Sudare, made from woven bamboo (Bambusoideae) or common reed (Phragmites australis), are used for sectioning off rooms and as sunshades, and have long been a mainstay of Japanese livelihood since even before the 8th century.
Edo sudare, in addition to bamboo and common reed, have also been made using other natural timbers such as bush clover (Lespdezap thunbergii), common cattail (Typha latifolia), and jersey cudweed (Gnaphalium affine), giving them profoundly natural texture and appearance. The blinds are carefully pretreated after ascertaining the quality and shape of their material before being woven together, but those processes alone require knowledge of, experience with, and a high level of aptitude in terms of what the blinds will be made from.
In the present day, other than their uses as sunshades and for sectioning off portions of rooms, Edo Sudare are also used for interior decorating as well miniature ones being used a culinary apparatus.

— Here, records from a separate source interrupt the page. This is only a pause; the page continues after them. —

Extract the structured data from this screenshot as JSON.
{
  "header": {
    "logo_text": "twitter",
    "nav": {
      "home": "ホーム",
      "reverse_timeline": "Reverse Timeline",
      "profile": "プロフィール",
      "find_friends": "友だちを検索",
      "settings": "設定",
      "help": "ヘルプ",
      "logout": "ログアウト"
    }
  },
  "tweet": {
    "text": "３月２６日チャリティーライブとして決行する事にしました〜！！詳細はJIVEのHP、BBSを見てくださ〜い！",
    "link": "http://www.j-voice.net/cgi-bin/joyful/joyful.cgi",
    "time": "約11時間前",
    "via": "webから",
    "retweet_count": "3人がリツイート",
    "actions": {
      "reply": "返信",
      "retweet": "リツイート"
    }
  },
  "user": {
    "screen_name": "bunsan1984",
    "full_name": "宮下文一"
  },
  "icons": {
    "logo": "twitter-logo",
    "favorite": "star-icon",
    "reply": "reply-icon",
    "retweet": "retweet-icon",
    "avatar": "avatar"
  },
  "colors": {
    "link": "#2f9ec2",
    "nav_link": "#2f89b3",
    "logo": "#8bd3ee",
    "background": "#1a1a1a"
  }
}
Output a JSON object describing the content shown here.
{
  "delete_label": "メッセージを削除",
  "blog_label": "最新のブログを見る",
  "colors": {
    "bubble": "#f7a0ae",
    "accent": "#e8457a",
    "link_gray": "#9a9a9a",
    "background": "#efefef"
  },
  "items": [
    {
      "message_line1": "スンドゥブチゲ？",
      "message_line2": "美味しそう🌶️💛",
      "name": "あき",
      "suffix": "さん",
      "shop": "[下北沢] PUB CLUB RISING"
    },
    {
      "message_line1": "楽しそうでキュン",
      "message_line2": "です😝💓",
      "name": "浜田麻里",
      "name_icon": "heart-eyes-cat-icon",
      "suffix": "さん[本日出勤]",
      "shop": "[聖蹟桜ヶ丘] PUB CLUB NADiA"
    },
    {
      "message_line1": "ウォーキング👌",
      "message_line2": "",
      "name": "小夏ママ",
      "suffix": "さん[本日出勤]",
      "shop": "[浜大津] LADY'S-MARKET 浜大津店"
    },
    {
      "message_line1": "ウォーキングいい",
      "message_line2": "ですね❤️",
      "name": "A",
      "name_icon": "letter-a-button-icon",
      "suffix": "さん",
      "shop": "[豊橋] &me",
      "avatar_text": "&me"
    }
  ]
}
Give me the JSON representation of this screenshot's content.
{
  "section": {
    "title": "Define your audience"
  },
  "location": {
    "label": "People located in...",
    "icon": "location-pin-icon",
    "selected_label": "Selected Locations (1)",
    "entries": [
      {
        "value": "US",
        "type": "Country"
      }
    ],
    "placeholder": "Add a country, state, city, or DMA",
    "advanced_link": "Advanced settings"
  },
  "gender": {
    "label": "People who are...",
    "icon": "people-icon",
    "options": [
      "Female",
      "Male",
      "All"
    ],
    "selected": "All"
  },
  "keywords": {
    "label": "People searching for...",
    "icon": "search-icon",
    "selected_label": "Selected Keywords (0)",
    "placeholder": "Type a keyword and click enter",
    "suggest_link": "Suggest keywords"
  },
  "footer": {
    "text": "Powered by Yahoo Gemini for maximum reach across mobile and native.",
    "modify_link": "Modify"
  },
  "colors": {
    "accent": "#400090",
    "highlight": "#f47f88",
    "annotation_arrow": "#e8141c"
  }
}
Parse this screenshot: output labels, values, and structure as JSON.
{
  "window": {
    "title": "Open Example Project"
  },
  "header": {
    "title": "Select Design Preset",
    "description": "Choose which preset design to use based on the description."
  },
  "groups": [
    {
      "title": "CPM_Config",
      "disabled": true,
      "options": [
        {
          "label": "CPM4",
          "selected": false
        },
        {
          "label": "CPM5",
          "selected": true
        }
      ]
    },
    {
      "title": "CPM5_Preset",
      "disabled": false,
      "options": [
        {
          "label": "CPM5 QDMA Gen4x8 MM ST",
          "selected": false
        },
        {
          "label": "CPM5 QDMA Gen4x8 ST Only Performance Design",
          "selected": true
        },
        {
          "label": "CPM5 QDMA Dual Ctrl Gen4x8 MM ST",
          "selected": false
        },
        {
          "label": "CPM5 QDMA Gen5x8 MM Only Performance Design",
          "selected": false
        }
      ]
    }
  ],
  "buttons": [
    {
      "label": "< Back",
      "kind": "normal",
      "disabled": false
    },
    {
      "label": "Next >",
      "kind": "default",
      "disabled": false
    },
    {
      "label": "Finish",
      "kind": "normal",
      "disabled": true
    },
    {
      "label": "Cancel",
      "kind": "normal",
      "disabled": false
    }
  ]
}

If you would like to know more about the craft history, manufacturing process, tools, etc., please check this movie.(8min27sec.)